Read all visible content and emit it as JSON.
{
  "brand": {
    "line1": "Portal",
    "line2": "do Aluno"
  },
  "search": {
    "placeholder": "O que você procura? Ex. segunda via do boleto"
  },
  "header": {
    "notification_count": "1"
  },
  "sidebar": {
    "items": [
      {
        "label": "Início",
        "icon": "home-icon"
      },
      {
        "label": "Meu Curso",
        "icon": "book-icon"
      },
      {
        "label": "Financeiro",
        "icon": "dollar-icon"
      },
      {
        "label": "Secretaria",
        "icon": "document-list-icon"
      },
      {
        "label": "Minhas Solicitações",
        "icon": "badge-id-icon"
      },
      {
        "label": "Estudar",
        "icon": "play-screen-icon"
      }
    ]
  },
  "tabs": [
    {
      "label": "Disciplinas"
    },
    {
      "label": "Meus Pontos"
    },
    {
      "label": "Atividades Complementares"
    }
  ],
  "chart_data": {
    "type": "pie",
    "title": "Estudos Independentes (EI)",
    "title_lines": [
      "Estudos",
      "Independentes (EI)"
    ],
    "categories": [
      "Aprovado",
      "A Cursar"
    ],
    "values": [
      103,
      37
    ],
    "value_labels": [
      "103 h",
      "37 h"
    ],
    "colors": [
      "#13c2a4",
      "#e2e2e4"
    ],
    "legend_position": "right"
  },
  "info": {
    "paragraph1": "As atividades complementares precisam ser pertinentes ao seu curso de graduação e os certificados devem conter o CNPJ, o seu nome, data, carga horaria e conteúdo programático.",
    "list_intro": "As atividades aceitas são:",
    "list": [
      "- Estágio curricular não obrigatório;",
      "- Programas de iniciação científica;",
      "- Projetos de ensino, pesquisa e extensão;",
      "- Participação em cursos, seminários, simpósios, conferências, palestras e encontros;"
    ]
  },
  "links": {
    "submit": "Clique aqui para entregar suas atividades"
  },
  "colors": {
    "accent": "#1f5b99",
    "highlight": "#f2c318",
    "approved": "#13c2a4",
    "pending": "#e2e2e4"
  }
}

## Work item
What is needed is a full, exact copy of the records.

## Response box
Read all visible content and emit it as JSON.
{
  "brand": {
    "line1": "Portal",
    "line2": "do Aluno"
  },
  "search": {
    "placeholder": "O que você procura? Ex. segunda via do boleto"
  },
  "header": {
    "notification_count": "1"
  },
  "sidebar": {
    "items": [
      {
        "label": "Início",
        "icon": "home-icon"
      },
      {
        "label": "Meu Curso",
        "icon": "book-icon"
      },
      {
        "label": "Financeiro",
        "icon": "dollar-icon"
      },
      {
        "label": "Secretaria",
        "icon": "document-list-icon"
      },
      {
        "label": "Minhas Solicitações",
        "icon": "badge-id-icon"
      },
      {
        "label": "Estudar",
        "icon": "play-screen-icon"
      }
    ]
  },
  "tabs": [
    {
      "label": "Disciplinas"
    },
    {
      "label": "Meus Pontos"
    },
    {
      "label": "Atividades Complementares"
    }
  ],
  "chart_data": {
    "type": "pie",
    "title": "Estudos Independentes (EI)",
    "title_lines": [
      "Estudos",
      "Independentes (EI)"
    ],
    "categories": [
      "Aprovado",
      "A Cursar"
    ],
    "values": [
      103,
      37
    ],
    "value_labels": [
      "103 h",
      "37 h"
    ],
    "colors": [
      "#13c2a4",
      "#e2e2e4"
    ],
    "legend_position": "right"
  },
  "info": {
    "paragraph1": "As atividades complementares precisam ser pertinentes ao seu curso de graduação e os certificados devem conter o CNPJ, o seu nome, data, carga horaria e conteúdo programático.",
    "list_intro": "As atividades aceitas são:",
    "list": [
      "- Estágio curricular não obrigatório;",
      "- Programas de iniciação científica;",
      "- Projetos de ensino, pesquisa e extensão;",
      "- Participação em cursos, seminários, simpósios, conferências, palestras e encontros;"
    ]
  },
  "links": {
    "submit": "Clique aqui para entregar suas atividades"
  },
  "colors": {
    "accent": "#1f5b99",
    "highlight": "#f2c318",
    "approved": "#13c2a4",
    "pending": "#e2e2e4"
  }
}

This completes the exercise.